== Segment start ==

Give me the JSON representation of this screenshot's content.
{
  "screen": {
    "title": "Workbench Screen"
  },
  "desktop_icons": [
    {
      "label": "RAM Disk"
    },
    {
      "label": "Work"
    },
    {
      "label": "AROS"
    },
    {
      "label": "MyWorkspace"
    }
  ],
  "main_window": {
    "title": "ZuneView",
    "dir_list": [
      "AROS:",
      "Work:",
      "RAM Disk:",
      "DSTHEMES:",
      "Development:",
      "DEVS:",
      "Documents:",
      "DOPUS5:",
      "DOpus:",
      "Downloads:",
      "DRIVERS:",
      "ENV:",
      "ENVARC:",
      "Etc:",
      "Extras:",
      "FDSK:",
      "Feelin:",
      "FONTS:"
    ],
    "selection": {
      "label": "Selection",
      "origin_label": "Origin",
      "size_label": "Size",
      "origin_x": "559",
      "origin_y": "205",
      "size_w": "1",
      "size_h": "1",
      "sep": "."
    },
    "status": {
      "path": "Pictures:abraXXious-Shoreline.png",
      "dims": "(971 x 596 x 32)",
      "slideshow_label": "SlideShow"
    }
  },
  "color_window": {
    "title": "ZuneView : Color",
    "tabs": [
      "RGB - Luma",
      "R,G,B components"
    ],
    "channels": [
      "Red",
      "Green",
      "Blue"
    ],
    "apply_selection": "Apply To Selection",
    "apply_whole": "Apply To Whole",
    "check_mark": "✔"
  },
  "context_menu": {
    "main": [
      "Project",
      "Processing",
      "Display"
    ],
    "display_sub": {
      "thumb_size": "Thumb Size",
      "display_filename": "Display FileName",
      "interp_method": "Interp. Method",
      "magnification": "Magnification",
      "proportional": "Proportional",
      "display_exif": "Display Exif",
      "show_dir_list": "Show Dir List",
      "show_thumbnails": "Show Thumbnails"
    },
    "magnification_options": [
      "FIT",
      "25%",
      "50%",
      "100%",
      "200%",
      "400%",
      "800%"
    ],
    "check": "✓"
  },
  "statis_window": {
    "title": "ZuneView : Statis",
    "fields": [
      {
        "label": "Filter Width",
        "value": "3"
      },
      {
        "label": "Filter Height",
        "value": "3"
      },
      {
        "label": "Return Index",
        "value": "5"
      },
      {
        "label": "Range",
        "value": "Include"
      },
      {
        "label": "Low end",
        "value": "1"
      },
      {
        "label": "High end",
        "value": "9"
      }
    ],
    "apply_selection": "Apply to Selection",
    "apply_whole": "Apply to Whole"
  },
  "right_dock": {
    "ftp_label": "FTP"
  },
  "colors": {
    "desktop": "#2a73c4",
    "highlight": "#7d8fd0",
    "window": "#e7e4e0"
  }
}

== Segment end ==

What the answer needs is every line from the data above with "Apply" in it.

#### Response below:
    "apply_selection": "Apply To Selection",
    "apply_whole": "Apply To Whole",
    "apply_selection": "Apply to Selection",
    "apply_whole": "Apply to Whole"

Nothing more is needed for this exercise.